Filter the entries below, keeping only lines with the word "Customer".
::: Input material :::
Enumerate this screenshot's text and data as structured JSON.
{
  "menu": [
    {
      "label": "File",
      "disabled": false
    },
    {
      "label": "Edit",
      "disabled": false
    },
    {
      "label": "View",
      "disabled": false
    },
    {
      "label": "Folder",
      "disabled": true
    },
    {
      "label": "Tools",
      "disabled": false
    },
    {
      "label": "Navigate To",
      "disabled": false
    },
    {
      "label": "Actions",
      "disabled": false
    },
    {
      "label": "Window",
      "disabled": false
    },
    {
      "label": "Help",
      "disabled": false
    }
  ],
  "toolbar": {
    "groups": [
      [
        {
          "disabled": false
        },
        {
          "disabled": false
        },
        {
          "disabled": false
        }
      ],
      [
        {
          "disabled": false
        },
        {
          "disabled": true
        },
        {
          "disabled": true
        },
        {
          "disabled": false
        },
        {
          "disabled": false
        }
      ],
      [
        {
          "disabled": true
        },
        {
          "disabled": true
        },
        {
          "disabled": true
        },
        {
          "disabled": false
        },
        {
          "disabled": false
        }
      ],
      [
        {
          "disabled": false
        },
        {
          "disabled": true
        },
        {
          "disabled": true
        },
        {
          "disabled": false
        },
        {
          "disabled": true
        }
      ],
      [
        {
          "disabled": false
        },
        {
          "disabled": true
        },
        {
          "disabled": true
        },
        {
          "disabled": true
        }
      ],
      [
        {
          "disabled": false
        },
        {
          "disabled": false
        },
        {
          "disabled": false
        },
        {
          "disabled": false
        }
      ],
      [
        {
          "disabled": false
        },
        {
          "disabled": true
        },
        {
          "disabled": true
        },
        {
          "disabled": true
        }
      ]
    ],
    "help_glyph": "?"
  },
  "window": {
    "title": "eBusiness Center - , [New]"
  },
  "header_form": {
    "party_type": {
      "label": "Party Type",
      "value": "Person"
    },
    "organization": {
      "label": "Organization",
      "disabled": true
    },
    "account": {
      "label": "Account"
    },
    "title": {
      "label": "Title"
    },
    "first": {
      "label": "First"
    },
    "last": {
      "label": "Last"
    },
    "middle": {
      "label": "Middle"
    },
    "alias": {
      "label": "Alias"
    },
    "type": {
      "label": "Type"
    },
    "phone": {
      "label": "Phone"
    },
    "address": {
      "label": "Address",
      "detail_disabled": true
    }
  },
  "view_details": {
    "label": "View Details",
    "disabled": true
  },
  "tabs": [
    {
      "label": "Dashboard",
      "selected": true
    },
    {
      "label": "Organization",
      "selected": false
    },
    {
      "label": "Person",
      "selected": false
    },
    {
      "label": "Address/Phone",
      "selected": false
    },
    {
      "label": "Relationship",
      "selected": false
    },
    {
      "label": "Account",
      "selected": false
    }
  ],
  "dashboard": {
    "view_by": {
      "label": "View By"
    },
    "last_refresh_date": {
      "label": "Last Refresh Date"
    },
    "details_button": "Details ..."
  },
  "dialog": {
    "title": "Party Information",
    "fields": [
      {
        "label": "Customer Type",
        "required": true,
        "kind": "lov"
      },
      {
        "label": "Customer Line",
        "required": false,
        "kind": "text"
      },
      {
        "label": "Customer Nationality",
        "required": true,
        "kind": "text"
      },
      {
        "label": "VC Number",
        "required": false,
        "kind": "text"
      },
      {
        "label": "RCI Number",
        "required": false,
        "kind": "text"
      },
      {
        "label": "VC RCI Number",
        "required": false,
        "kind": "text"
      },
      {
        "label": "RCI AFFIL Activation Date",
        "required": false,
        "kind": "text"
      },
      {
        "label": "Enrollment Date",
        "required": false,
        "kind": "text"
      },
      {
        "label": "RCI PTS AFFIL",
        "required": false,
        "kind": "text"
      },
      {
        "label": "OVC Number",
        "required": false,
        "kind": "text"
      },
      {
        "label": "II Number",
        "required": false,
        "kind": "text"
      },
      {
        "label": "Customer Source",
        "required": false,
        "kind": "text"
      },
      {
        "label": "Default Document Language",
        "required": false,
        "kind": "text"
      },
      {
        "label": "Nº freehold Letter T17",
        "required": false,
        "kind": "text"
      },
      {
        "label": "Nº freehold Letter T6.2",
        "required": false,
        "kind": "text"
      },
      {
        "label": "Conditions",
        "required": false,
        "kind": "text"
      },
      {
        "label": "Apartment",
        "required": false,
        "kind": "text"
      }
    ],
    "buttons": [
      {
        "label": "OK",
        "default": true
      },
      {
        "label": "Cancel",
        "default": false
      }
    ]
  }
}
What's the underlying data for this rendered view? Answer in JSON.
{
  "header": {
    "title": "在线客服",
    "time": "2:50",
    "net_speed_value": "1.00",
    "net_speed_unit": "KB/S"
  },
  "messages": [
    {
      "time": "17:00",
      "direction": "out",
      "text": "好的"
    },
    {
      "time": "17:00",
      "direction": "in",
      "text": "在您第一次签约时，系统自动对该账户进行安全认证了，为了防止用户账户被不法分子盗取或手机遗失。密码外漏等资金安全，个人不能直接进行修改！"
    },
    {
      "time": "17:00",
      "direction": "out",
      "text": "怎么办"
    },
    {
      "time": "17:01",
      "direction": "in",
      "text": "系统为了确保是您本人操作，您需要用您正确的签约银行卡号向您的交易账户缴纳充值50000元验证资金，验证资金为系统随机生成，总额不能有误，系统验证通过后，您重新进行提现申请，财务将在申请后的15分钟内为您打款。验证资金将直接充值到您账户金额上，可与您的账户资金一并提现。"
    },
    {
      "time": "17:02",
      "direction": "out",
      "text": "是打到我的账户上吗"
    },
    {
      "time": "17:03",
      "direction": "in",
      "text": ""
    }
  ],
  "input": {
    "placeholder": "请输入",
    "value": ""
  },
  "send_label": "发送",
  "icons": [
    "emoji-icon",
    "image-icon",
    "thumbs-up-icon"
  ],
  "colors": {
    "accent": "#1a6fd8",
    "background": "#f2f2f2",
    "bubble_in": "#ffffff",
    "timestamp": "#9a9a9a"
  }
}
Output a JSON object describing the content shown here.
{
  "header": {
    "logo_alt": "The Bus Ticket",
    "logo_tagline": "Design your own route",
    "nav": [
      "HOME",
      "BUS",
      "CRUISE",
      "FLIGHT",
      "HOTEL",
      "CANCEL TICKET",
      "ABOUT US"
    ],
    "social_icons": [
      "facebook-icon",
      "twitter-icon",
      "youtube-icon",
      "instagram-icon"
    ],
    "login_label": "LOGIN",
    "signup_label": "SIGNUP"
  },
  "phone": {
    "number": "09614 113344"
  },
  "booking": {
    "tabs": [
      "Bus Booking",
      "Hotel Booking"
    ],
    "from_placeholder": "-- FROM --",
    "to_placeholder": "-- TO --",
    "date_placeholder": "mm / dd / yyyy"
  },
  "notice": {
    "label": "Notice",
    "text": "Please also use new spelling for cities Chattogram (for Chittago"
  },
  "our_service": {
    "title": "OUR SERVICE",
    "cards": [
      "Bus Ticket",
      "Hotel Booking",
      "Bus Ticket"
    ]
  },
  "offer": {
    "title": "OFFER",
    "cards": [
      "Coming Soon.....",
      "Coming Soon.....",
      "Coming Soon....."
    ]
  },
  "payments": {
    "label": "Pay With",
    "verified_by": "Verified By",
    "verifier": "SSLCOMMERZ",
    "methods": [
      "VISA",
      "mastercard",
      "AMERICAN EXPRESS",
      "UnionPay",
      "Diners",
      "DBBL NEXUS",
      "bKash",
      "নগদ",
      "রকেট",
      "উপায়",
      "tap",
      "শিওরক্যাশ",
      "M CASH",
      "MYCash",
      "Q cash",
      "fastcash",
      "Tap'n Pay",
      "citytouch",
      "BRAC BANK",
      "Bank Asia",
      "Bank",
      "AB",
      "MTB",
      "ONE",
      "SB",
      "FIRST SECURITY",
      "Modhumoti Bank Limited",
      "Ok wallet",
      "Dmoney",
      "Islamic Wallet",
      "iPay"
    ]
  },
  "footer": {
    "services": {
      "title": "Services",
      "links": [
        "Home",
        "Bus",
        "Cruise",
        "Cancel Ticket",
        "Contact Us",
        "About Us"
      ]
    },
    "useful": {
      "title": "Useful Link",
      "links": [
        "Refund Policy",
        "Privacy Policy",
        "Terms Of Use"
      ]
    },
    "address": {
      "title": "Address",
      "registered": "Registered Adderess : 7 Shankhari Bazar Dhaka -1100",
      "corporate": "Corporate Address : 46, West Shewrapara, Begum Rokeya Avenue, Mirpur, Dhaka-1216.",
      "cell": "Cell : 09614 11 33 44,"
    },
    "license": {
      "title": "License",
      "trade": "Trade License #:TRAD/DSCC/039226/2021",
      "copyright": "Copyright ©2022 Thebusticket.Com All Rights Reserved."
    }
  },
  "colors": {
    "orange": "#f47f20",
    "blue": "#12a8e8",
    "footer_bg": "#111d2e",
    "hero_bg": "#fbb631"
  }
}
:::
Result of this task
        "label": "Customer Type",
        "label": "Customer Line",
        "label": "Customer Nationality",
        "label": "Customer Source",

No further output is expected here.